Chinoiserie in Eighteenth Century France: A New Perspective on an Old Phenomenon with Professor Thibaut Wolvesperges

Date :
Monday, 27 May 2013
Time :
17:00 - 18:30
Venue :
1/F, Fung Ping Shan Building, UMAG, HKU
Cost :
$120 Member; $180 for Non-member; free for students with valid ID

The Museum Society and the University Museum and Art Gallery will jointly present a lecture by Professor Thibaut Wolvesperges on chinoiserie and the stylistic adaptation of Chinese design and fashion into French art. Since the late seventeenth century when Chinese art was imported and collected in France, its 'exotic' shapes, forms and patterns, have influenced the local French production of artefacts and interior decoration, creating an East Asia-inspired style that became hugely popular, and gained international importance during the French Rococo of the eighteenth century. With both the nobility and bourgeoisie collecting original Chinese art objects, the demand stimulated the production of and created a market for, French furniture, porcelain, fabrics, and engraved and painted decorations reminiscent of the highly-priced Chinese export paintings, lacquer panels and porcelains, thus offering Westerners a rare glimpse into the East.

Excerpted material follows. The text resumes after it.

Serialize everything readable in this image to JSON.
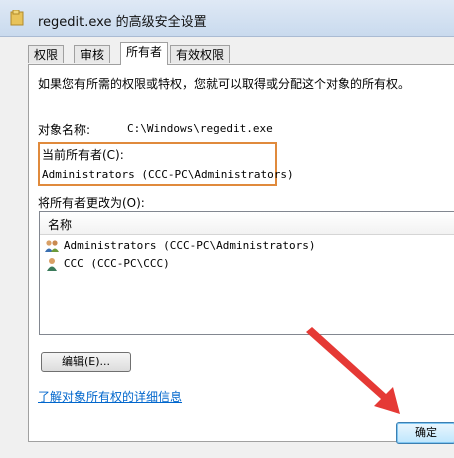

Resource Person
Professor Wolvesperges studied art history in Brussels and Paris, where at the prestigious Sorbonne University, his PhD thesis on French lacquer furniture of the eighteenth century won the Bruno Pons Prize in 1999. The published text of his doctorate, Le Meuble Francais en Laque au XVIIIe Siecle (2000), and numerous other publications testify to the authority of Professor Wolvesperges in the field of the East Asian influence on French furniture and decorative arts. His thoroughly researched and highly praised books and essays have formed the basis of study for students of the phenomenon of chinoiserie and Chinese material culture, and its adaptation in Western Europe.